Hello there dates from ancient times. To have been there had previous experience of some activity is recorded from 1877. As he approached the recumbent figure he yelled a panted Hi, there! What is the point of saying anything, they should just say nothing if they want to say hi there. Current Standard English implies American English. We do it because somebody did it before us. Customarily, hey was only a shout. If older people are saying it to you, perhaps they're saying it condescendingly.
It sounds over board but not really, you never know who your addressing and how they interpret your words and how it makes them feel. People that use this greeting do send the message to those that are listening and observant that the person they are addressing is a nobody to them and they cant be courteous enough to use their name when saying hello. It is nonstandard usage to place there between a demonstrative adjective and the noun it modifies: that there car. Origin of thereMiddle English ther from Old English thǣr, thēr ; see to- in Indo-European roots. Anagrams of H I T H E R E What do you get if you rearrange the letters? Current Standard English implies American English. I never use this greeting except possibly to a dog or a small child.
I think you have to relate them equally, like going to a store and the cashier says to you Hi there, how are you? Interjectional use is recorded from 1530s. I'm not really a , but now that I know the code, I can experiment a bit. It is a short, informal rendition of how are you? I might even say it to the clerk at a store's service desk, or a bank teller, when it becomes my turn to speak with him or her. It all depends on the tone of voice, I suppose. The 'there' may be added to these also. I also wasn't saying it couldn't be unfriendly in certain contexts, I was just wondering how it's idiotic to use it.
And I'm really interested as to how hey is an idiotic expression as sdgraham said. In my opinion there's a pretty big difference in meaning. As for Sup dude, I've never heard it in my life, though there was one character who always used to greet me with Hey dude, and I just couldn't take that seriously. The Exact Meaning Of One Step Beyond? I suspect there may be some generational differences at work in terms of how people feel about using hey as a greeting. To me, it doesn't mean that you and the other person are already great and close friends. Hey from someone my son's age is a greeting that acknowledges me and my presence. What is the point of saying anything, they should just say nothing if they want to say hi there.

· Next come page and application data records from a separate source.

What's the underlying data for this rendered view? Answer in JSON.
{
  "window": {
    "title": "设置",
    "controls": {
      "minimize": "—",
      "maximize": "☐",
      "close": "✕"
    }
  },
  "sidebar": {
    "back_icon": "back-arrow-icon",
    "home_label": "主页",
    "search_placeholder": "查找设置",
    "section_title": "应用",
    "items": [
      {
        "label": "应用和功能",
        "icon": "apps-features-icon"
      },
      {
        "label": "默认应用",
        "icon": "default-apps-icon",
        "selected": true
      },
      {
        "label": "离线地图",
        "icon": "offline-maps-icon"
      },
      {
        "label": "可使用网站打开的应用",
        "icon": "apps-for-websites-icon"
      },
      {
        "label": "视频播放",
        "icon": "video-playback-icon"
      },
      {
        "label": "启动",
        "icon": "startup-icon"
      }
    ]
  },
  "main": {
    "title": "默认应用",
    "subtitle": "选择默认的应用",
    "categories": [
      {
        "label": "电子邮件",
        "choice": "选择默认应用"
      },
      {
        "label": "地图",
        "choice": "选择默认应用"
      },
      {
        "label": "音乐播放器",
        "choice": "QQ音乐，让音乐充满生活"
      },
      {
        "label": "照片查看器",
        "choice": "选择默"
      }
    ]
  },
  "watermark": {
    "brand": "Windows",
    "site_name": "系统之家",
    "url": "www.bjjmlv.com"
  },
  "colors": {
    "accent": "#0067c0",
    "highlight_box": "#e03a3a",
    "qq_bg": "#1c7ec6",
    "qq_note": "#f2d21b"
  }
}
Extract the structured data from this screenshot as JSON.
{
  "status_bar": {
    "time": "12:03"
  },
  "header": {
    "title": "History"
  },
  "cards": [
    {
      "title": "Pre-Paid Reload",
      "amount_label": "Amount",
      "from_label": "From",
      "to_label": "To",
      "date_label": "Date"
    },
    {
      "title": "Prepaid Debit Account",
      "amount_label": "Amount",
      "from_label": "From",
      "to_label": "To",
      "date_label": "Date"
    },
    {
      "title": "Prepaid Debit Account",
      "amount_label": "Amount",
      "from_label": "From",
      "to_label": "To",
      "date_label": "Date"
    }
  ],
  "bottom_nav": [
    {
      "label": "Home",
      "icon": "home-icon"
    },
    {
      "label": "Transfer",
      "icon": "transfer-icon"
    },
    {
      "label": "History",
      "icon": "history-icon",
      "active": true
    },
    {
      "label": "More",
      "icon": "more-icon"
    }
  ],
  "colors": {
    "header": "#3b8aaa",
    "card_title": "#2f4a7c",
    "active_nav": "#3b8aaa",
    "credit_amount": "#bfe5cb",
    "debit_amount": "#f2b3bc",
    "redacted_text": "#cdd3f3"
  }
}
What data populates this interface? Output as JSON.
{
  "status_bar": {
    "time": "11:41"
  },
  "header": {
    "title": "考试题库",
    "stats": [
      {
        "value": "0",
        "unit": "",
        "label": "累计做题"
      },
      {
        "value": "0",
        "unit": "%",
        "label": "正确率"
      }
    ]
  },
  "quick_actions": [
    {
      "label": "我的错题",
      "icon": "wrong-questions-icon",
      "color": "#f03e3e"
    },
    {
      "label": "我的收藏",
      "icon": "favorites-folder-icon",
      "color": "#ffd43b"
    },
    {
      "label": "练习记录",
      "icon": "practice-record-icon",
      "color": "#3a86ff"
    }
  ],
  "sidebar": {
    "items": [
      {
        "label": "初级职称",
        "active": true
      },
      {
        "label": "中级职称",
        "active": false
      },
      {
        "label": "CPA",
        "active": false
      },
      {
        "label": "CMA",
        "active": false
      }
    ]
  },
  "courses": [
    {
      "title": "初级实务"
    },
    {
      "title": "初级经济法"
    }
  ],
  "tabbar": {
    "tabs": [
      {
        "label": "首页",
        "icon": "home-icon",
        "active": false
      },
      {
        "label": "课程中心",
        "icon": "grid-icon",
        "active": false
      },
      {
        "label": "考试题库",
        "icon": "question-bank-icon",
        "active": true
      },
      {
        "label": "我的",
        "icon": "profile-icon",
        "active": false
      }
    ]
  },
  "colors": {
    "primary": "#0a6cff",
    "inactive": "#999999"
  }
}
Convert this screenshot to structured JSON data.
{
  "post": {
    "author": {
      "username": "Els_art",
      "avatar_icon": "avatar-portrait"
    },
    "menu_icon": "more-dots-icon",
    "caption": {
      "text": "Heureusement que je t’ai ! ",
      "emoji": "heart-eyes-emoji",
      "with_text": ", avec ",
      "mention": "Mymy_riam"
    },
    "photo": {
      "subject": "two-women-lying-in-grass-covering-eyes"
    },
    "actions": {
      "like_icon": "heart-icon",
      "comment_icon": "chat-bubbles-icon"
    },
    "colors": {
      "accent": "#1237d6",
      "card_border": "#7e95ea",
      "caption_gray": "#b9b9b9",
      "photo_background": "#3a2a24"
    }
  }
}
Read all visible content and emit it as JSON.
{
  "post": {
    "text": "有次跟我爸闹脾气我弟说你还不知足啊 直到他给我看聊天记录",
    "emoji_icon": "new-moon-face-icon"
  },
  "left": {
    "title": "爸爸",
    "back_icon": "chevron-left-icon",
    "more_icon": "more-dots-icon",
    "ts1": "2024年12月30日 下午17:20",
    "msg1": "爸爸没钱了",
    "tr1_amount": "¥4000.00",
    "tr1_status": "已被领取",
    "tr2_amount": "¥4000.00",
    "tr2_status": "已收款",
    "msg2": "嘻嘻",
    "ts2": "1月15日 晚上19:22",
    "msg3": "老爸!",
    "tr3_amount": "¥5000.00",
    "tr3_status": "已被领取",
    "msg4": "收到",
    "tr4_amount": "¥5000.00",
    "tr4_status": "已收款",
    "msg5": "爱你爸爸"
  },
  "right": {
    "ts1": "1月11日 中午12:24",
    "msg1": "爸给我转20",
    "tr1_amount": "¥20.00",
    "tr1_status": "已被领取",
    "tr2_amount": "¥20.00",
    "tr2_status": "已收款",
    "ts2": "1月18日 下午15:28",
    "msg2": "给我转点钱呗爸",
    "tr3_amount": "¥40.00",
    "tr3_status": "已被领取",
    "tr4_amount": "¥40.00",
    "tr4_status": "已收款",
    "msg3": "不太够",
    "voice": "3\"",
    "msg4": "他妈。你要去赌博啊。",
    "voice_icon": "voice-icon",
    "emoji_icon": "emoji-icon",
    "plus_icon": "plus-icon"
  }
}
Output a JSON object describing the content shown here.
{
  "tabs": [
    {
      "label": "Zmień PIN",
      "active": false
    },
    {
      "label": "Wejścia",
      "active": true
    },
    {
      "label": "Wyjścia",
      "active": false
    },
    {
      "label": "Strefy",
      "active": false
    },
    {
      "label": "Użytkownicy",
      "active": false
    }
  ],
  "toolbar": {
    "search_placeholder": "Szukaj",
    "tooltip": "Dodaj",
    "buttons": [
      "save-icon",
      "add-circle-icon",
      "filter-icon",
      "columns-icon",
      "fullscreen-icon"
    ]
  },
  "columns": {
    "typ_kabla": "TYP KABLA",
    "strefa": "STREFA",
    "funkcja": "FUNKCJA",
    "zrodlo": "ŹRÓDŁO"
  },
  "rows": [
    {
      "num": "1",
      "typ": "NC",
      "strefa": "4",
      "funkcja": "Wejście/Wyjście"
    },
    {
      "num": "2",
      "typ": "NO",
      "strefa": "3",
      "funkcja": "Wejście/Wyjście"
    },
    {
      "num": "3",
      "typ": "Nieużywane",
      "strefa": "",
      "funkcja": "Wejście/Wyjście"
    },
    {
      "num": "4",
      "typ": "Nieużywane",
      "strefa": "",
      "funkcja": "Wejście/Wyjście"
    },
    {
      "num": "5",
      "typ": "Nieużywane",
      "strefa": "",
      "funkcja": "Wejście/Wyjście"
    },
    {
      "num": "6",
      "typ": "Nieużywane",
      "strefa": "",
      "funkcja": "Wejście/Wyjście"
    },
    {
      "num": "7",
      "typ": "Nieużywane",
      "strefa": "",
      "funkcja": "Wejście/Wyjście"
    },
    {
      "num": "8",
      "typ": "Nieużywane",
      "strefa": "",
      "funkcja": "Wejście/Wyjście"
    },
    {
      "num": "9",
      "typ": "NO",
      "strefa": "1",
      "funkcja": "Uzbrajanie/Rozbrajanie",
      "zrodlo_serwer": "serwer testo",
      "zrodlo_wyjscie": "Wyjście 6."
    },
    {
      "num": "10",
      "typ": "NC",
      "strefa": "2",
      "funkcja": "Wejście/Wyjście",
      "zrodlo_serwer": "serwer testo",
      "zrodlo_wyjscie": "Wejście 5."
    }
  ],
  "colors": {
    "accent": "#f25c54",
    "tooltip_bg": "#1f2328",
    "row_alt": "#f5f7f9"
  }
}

It's probably seen as a friendlier version of the bald 'Hello' but still seems slightly abrupt, perhaps because of the closeness of 'Hey! Perhaps it's a regional thing. So in our world, the word hey is considered rude and even vulgar. Back in the day, I'm sure Hi there was perfectly acceptable and not rude at all, but I feel like the first impression I get from a man I don't know who says Hi there! Hi there synonyms, Hi there pronunciation, Hi there translation, English dictionary definition of Hi there. Or one can only hope that the person is not educated enough to use a more appropriate greeting. True, but Hi there can't be used to get someone's attention like hey can. It just shows the different kind of people in this world.